PROVIDED DATA Start Marker

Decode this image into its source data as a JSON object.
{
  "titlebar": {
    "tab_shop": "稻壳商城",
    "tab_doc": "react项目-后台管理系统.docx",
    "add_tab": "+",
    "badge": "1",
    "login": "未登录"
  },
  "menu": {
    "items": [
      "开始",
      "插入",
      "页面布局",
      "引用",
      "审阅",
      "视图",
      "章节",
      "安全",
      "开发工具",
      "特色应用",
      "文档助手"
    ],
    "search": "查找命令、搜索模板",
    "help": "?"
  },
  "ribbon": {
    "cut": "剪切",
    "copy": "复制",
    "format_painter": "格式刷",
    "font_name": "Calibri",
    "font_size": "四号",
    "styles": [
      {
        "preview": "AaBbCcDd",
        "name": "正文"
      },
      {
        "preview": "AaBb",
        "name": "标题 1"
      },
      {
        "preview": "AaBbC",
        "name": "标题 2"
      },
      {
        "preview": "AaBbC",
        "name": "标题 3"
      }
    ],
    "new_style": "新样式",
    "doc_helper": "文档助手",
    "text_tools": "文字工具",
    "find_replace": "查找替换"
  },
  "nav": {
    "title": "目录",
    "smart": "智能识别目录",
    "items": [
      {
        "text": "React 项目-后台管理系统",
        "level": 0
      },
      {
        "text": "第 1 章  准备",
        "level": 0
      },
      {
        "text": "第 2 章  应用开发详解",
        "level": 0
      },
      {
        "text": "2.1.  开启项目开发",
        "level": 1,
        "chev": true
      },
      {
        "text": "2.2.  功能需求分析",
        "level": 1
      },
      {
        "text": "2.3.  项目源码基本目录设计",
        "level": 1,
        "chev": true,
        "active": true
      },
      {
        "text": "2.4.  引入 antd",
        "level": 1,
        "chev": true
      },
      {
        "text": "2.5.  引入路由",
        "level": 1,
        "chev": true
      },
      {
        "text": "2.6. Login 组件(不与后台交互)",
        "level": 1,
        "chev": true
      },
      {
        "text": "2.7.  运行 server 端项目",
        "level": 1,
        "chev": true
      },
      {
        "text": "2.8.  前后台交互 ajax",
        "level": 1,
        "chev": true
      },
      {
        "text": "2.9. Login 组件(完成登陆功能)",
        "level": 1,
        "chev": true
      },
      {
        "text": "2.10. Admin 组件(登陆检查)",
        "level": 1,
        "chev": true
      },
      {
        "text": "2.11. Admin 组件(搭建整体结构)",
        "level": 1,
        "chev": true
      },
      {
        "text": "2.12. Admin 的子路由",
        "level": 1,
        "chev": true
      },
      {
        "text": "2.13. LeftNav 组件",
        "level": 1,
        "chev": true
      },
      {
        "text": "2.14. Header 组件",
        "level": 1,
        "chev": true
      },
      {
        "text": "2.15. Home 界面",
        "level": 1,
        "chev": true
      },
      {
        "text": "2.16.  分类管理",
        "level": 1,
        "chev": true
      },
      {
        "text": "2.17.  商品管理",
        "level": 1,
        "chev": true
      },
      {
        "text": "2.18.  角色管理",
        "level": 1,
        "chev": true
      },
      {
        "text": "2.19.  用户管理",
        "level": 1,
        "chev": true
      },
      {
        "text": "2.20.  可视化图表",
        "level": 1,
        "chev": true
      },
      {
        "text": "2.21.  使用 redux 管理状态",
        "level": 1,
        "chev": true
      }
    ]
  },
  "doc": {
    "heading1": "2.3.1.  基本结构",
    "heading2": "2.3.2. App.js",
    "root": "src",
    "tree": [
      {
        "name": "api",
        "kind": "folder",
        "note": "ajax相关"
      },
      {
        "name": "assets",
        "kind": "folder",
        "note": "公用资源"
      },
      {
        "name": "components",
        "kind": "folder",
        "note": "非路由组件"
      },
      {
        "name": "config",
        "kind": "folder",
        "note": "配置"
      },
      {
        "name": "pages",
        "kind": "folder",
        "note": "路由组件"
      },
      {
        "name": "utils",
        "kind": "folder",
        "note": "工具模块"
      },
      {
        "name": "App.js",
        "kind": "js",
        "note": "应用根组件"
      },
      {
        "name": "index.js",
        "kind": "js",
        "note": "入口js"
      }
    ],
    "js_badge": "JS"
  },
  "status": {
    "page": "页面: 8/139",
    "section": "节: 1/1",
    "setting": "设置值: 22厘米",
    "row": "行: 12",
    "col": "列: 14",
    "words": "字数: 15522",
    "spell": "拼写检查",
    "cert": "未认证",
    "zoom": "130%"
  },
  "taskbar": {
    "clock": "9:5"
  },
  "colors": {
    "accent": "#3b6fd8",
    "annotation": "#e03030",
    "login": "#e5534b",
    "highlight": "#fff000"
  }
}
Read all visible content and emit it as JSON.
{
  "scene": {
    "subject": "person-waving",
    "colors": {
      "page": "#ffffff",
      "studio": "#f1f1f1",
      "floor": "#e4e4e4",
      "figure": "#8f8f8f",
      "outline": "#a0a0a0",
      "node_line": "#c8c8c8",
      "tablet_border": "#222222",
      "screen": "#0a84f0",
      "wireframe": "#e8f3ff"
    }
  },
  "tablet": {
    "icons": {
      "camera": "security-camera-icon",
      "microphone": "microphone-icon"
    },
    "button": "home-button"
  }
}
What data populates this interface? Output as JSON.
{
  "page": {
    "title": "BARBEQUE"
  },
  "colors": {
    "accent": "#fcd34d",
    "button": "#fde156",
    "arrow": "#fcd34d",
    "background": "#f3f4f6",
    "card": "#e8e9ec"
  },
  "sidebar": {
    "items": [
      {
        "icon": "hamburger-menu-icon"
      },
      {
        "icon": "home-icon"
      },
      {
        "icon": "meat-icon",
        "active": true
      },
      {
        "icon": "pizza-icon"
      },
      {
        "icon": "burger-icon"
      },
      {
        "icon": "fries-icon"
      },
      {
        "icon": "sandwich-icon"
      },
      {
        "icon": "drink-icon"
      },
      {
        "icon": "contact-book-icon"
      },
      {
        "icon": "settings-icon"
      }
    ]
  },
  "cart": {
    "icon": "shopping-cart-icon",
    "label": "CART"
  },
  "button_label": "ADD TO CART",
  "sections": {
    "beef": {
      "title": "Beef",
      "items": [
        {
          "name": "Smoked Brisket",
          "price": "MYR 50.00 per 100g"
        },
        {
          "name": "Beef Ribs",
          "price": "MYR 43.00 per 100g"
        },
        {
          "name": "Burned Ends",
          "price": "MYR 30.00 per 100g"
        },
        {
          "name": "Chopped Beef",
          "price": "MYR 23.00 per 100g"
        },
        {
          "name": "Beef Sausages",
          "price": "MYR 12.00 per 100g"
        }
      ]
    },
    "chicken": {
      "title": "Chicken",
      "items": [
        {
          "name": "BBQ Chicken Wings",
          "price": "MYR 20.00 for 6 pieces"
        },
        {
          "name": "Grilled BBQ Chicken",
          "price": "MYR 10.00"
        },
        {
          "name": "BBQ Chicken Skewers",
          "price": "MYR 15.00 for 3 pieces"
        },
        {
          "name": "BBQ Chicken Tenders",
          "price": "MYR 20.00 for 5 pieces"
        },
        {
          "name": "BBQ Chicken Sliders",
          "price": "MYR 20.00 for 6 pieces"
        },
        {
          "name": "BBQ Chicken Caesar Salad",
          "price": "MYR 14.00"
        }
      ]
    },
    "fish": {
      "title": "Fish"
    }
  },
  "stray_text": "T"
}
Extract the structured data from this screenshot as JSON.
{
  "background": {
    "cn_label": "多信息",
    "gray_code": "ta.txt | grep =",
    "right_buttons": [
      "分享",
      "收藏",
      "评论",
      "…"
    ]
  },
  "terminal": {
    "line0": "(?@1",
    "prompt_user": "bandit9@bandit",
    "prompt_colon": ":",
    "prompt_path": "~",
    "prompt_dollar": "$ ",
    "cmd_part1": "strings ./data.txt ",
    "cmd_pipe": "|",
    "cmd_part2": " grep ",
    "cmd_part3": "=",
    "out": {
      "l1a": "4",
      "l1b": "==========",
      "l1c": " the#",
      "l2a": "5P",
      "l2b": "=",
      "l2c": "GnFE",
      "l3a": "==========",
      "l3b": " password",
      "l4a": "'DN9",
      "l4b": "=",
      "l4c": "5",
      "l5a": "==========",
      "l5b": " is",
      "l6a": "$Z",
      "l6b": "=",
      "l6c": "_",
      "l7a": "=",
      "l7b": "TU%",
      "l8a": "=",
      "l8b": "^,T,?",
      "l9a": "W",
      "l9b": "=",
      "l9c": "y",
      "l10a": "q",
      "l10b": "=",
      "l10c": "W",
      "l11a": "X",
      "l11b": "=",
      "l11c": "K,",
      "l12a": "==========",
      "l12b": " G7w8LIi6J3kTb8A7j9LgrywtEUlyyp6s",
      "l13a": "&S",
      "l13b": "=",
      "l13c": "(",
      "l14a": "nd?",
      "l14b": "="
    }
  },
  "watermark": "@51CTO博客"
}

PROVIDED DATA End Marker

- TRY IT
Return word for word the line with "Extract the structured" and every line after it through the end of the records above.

- SOLUTION
Extract the structured data from this screenshot as JSON.
{
  "background": {
    "cn_label": "多信息",
    "gray_code": "ta.txt | grep =",
    "right_buttons": [
      "分享",
      "收藏",
      "评论",
      "…"
    ]
  },
  "terminal": {
    "line0": "(?@1",
    "prompt_user": "bandit9@bandit",
    "prompt_colon": ":",
    "prompt_path": "~",
    "prompt_dollar": "$ ",
    "cmd_part1": "strings ./data.txt ",
    "cmd_pipe": "|",
    "cmd_part2": " grep ",
    "cmd_part3": "=",
    "out": {
      "l1a": "4",
      "l1b": "==========",
      "l1c": " the#",
      "l2a": "5P",
      "l2b": "=",
      "l2c": "GnFE",
      "l3a": "==========",
      "l3b": " password",
      "l4a": "'DN9",
      "l4b": "=",
      "l4c": "5",
      "l5a": "==========",
      "l5b": " is",
      "l6a": "$Z",
      "l6b": "=",
      "l6c": "_",
      "l7a": "=",
      "l7b": "TU%",
      "l8a": "=",
      "l8b": "^,T,?",
      "l9a": "W",
      "l9b": "=",
      "l9c": "y",
      "l10a": "q",
      "l10b": "=",
      "l10c": "W",
      "l11a": "X",
      "l11b": "=",
      "l11c": "K,",
      "l12a": "==========",
      "l12b": " G7w8LIi6J3kTb8A7j9LgrywtEUlyyp6s",
      "l13a": "&S",
      "l13b": "=",
      "l13c": "(",
      "l14a": "nd?",
      "l14b": "="
    }
  },
  "watermark": "@51CTO博客"
}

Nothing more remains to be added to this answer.